Check our the top five reasons to visit the Hungarian Grand Prix at the Hungaroring just outside Budapest for a thrilling Formula 1 race.

Throughout the last four decades of Formula 1 racing, the Hungarian Grand Prix at the Hungaroring has been a constant.

A favourite of the drivers for its technical requirement while also allowing them to overtake, fans love the atmosphere and the proximity to Budapest. While tourists flock to Hungary’s capital for long weekend breaks all year round, motorsport fans are able to couple their trips with one of the most popular races of the year.

With all the drivers looking to make their mark right before the summer break, this is a great summertime race for fans to soak up the sun and atmosphere. Before you book your tickets to the race, here are our five top reasons why you should be there.

Five reasons to be at the Hungarian Grand Prix

Affordable weekend of racing

Budapest is a favourite for those looking to getaway for a short and affordable weekend break. You can book a flight from London with a budget airline for less than £50, and the prices often don’t change across the race weekend either. And for fans already in Europe, it’s an easy race to drive to, with many racing fans from the Netherlands or nearby Poland also opting to visit the Hungaroring. And once you arrive in Hungary, things remain pretty cheap.
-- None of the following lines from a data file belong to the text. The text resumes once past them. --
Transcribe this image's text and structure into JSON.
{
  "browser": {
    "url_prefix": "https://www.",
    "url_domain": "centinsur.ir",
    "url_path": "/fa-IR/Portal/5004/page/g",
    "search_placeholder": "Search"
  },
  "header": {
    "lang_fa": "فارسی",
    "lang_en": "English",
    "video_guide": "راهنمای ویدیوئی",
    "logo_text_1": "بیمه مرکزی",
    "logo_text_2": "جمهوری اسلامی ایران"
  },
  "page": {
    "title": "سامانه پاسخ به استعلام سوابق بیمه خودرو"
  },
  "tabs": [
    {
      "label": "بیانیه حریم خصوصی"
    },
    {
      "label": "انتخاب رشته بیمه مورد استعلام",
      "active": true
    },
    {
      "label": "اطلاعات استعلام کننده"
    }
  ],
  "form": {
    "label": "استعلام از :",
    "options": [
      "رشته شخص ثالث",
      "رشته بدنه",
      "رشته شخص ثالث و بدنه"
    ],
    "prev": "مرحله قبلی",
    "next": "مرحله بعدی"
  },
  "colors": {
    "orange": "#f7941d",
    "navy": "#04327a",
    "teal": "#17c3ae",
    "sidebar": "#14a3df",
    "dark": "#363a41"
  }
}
A pint of local beer will cost around £1.20, with a typical meal setting you back less than £5.

Damon Hill, Arrows A18 Yamaha, finishes the race in second position during the Hungarian GP.

Dramatic racing guaranteed

The Hungaroring has played host to some of Formula 1’s most dramatic days. While Damon Hill took his first F1 victory in 1993, he had it cruelly snatched away in 1997. After a dominant race, a hydraulic issue affected his gear changes, and he lost the victory to Jacques Villeneuve. But delve back deeper into the race’s history, and you’ll find one of the greatest moves ever made in a Formula 1 car. Nelson Piquet sensationally manoeuvred his car around Ayrton Senna’s, slipping and sliding across the road as he took the lead around the outside at the first turn. It was a move that garnered its reputation as one of the best first turns on the calendar.

The Danube runs through beautiful Budapest.

Just half an hour from Budapest

The capital city of Hungary is home to 33% of the county’s population, and as such, is abuzz with history, culture and atmosphere all year round. Visit the Fisherman’s Bastion, a gothic castle built to celebrate the 100th birthday of the state, take a stroll along the Danube, Europe’s second-longest river, and take in some traditional Hungarian markets. The circuit is located just 30 minutes by train from the city, and a free shuttle bus is on hand to complete the final leg of the journey. So you can explore the race and the city on one mega weekend.

HUNGARORING, HUNGARY – JULY 18: Valtteri Bottas, Mercedes F1 W11 EQ Performance during the Hungarian GP at Hungaroring on Saturday July 18, 2020 in Budapest, Hungary. (Photo by Andy Hone / LAT Images)

Technical circuit requiring precision

The Hungaroring was built in the ‘80s and was originally planned to mimic Monaco’s Monte Carlo circuit. You can see how that is reflected, as it’s a ferociously fast track where the drivers can’t put a foot wrong, but with more overtaking opportunities along the way. It comprises of a long front straight, a few looping hairpins where the drivers must control the car with precision, and quick, sweeping sections that can spell the end of your race if you lose control. The drivers love it here as much as the fans love visiting.

Hungarian food and culture

It wouldn’t be a trip to a Formula 1 race without sampling the local cuisine. The food is full of spice and rich meats, while the drink includes some favourites around the world. You’ll be sampling traditional goulash, the country’s most famous dish and one that has become iconic throughout central Europe. Similar to a stew, beef is slow-cooked with vegetable to create a delicious gravy-like sauce. Also try Fisherman’s Soup, like a seafood alternative to goulash, and Lángos, which is a deep-fried bread dish. To wash it down, palinka is a strong fruit brandy while Unicum – a savoury aperitif – is a favourite amongst locals.

Book Hungarian Grand Prix tickets

Like the sound of these five reasons? There are dozens of more reasons to discover on your visit to the Hungaroring. Book your tickets for the next race in Budapest.